Jesse Green has made a living for 15 years carving tree trunks and stumps into whimsical characters and creatures.
If you live in Milford, you know Mrs. Pine.
If you live in Bellingham, it's Paul Bunyan; in Holliston, Casey at the Bat. Memorial School in Medfield has "Moose" and "Duck."
Now, his finesse with a chainsaw will put his creations in front of a national audience.
National Geographic Television this week will begin airing "American Chainsaw," an eight-show series that focuses on Green, his crew and family in Medway. The first 30-minute episode airs at 10 p.m. Thursday, immediately followed by the second episode. (The reality show follows "Rocket City Rednecks.")
He's already seen the episodes, and is happy with the result. Some people have compared it to "Cake Boss," another reality show that follows a business owner and his family. But Green hasn't seen that show, or most of the reality shows on TV.
"There's no trashy, fighting, name-calling," he said. "My whole goal was to have a nice, fun show."
Green, 36, who goes by the nickname "the Machine," always dreamed of being able to make a living from his art. He accomplished that five years ago, making sculpting a full-time occupation. He first took chainsaw to log 15 years ago, following an instinct and a love for the medium of wood.
His formal education came at the University of Massachusetts Dartmouth, where he gained a fine arts degree.
His work now is visible across Massachusetts, in multiple states and even a few countries. He works on-site, and in his shop in Medway, which will be featured in the show.
From hair lines to fine clothing details, like the pockets on Paul Bunyan, the carving is all done with chainsaws. He has some chisels, he said, but doesn't use them: "It's all chainsaw."
In taller works, this requires a bucket truck. Usually the client has an idea or a theme in mind, and he executes that vision. Sometimes, he comes up with the idea entirely. His completed works range in cost from about $1,000 to the $1,000s.
Many of his sculptures face roadways, including those commissioned by private clients. Others are tucked into backyards.
, drew snickers from some town residents when it was installed. It's been repainted, but some people still think it looks like a sex toy.
Green laughed off the critics.
His work has grown in popularity by word-of-mouth, but the reality show was triggered by his website, which features a video showing his personality and his work.
The crew for American Chainsaw followed him for 32 days, as he worked on eight sculptures in the area. The filmed works include a large squirrel, carved for a family of "squirrel fans" in Holliston, as well as a dog-scultpure for the Tufts vet clinic in Worcester.

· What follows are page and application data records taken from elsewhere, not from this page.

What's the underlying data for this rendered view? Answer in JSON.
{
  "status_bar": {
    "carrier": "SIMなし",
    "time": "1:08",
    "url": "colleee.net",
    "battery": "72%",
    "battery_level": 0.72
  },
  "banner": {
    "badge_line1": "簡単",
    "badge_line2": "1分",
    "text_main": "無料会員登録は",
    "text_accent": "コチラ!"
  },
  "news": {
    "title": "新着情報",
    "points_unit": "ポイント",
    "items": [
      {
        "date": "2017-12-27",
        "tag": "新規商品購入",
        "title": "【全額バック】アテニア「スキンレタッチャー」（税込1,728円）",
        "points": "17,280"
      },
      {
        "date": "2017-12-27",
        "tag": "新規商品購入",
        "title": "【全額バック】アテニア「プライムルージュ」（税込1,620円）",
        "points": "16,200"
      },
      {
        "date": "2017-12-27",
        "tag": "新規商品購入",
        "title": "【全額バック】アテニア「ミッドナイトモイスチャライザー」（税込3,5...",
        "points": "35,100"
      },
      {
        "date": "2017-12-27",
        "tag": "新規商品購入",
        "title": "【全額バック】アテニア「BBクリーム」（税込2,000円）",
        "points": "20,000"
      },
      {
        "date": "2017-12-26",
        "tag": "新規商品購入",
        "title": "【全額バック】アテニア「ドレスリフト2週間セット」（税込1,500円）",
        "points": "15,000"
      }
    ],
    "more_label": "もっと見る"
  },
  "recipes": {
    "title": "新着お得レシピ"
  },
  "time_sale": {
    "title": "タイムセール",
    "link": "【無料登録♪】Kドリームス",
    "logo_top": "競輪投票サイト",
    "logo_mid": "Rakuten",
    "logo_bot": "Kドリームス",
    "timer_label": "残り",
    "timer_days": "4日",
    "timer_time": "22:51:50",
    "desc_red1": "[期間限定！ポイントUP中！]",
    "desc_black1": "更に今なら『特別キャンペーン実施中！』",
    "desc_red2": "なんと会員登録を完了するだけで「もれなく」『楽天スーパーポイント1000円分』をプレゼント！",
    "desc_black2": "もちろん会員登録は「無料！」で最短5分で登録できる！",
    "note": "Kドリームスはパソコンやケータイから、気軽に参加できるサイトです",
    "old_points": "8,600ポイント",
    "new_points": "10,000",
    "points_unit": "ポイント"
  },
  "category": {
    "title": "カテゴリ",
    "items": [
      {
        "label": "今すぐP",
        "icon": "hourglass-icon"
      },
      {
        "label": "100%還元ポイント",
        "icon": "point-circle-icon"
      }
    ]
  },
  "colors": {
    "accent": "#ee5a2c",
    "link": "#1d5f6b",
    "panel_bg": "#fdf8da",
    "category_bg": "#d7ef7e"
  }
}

Any favorites, among the 1,000-plus sculptures now on his resume? Not really, he said. "I'm happy with the end-result for all of them. As cliche as it sounds, it's the next project."